Among the entries below, find the lines with "structured" and copy them.

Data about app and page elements
++++++++++++++++++++
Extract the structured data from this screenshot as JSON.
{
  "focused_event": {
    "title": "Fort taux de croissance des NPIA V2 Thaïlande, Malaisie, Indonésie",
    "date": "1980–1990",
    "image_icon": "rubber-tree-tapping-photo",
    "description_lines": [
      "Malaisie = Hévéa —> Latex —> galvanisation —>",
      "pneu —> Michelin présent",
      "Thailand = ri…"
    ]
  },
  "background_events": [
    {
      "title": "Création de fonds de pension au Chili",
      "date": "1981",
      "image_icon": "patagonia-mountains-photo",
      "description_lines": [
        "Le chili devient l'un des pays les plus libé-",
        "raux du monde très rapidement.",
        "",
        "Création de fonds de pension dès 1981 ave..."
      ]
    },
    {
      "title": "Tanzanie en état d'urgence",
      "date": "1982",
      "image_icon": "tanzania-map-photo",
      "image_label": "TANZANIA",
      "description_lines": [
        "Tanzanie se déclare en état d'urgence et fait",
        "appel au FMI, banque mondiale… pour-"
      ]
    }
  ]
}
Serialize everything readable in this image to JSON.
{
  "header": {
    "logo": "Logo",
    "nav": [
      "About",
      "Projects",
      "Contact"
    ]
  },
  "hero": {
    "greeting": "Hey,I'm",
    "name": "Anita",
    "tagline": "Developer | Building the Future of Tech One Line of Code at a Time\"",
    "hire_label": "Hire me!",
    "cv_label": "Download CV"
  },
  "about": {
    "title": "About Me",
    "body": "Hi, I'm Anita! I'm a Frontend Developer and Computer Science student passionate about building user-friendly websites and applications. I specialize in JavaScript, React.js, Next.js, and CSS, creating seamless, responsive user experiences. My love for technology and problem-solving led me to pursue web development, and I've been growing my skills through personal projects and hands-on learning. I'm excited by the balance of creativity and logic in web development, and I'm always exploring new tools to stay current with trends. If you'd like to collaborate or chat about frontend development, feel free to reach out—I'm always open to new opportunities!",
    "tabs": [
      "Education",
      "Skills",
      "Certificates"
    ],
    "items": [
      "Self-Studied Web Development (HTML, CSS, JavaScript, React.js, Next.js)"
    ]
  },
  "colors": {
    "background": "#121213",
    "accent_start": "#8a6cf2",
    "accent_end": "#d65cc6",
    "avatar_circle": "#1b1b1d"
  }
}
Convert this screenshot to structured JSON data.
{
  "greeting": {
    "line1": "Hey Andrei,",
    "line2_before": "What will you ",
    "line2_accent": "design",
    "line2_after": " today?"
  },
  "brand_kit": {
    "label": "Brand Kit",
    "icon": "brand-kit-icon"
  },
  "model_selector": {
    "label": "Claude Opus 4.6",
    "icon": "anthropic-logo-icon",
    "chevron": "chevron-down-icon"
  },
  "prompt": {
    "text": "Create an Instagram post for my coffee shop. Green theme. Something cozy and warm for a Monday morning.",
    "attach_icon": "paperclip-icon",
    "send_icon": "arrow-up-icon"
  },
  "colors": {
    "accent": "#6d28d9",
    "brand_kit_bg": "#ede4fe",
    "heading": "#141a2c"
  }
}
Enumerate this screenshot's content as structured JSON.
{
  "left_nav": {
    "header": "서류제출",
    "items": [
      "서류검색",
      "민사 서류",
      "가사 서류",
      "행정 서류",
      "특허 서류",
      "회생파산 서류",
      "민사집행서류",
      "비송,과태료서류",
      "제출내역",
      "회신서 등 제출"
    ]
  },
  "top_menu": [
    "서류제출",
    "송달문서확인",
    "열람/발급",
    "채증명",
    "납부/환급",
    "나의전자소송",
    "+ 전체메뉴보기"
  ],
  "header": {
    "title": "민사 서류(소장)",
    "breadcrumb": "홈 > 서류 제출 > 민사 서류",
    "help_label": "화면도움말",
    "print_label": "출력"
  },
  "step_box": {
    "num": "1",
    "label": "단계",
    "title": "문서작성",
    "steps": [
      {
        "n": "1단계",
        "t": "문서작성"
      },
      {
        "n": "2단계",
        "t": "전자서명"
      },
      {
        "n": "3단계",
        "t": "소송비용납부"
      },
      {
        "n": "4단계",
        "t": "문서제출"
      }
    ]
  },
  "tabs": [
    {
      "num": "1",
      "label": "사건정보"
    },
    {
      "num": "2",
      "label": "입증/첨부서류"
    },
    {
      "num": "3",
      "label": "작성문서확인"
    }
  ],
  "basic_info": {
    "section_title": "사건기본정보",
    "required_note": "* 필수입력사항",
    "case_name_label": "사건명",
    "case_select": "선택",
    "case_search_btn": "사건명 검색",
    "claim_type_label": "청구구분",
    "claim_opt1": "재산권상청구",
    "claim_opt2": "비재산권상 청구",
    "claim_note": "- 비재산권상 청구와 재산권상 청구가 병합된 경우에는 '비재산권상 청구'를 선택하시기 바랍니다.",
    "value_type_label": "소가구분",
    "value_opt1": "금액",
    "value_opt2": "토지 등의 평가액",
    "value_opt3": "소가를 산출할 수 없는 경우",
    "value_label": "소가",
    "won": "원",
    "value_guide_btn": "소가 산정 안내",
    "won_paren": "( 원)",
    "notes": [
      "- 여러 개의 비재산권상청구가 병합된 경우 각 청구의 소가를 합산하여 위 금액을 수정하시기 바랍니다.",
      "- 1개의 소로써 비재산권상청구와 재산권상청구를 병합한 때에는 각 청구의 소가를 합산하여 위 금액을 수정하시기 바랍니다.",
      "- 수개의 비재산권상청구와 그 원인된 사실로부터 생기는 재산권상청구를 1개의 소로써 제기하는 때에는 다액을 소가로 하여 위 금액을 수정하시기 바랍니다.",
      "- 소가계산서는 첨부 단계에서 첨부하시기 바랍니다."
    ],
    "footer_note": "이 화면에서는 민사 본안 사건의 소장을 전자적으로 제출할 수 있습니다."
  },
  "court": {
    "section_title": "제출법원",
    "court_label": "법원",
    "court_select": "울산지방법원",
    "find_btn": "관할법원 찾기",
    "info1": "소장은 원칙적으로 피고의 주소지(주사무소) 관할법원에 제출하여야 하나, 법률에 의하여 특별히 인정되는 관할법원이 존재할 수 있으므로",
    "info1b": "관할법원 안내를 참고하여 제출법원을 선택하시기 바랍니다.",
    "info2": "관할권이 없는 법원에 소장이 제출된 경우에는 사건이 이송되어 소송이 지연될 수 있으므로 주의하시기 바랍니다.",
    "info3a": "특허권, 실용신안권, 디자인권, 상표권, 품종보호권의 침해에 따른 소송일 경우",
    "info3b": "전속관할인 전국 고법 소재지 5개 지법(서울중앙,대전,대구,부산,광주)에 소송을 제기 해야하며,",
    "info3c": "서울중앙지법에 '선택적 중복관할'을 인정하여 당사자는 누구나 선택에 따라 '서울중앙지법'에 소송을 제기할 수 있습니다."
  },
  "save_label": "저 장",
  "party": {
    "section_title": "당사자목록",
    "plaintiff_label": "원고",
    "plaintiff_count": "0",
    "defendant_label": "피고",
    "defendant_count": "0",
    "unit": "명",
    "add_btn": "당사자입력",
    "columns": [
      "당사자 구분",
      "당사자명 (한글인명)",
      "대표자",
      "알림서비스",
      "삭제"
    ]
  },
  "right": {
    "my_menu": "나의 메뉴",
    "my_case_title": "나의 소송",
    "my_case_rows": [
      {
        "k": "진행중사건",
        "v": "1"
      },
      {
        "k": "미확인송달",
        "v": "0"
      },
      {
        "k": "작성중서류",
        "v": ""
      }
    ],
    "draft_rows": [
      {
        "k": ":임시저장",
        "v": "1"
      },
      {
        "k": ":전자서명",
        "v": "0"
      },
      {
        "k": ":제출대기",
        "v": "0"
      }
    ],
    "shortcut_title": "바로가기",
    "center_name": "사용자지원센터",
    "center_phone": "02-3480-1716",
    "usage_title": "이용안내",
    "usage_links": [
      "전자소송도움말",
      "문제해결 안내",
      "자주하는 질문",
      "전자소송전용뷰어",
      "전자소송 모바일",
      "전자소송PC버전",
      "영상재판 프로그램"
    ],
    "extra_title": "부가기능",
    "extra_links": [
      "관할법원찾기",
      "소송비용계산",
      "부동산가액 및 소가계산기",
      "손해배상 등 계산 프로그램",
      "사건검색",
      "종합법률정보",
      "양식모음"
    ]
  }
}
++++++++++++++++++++
§ **FINISHED TASK**
Extract the structured data from this screenshot as JSON.
Convert this screenshot to structured JSON data.
Enumerate this screenshot's content as structured JSON.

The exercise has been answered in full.